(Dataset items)
::::::::

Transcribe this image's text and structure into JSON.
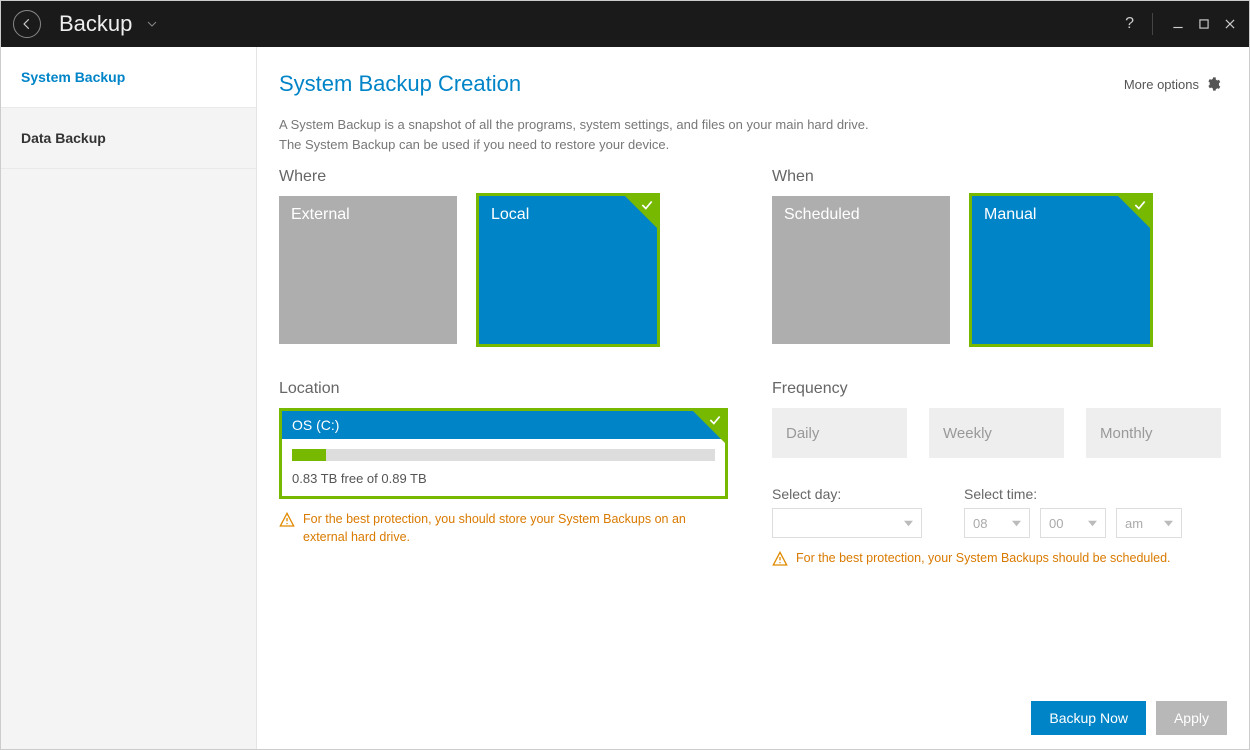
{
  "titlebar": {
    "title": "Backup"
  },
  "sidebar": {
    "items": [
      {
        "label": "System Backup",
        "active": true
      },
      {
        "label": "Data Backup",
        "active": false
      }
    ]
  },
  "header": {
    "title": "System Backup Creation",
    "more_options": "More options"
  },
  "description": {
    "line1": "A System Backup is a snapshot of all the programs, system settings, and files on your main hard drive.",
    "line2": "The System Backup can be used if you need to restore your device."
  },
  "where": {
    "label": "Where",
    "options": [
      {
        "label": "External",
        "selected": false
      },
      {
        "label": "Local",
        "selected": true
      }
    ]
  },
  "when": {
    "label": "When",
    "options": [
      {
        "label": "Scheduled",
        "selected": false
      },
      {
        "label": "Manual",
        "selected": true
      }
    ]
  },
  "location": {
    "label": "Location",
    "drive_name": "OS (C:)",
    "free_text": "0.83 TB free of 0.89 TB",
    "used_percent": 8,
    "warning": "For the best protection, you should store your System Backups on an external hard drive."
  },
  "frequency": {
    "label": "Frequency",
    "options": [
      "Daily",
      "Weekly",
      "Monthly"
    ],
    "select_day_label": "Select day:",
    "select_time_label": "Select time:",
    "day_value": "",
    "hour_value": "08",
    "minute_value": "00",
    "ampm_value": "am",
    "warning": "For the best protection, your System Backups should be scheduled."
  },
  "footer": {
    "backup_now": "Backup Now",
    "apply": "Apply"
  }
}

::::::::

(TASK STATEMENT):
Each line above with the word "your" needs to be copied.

(RESPONSE BELOW):
    "line1": "A System Backup is a snapshot of all the programs, system settings, and files on your main hard drive.",
    "line2": "The System Backup can be used if you need to restore your device."
    "warning": "For the best protection, you should store your System Backups on an external hard drive."
    "warning": "For the best protection, your System Backups should be scheduled."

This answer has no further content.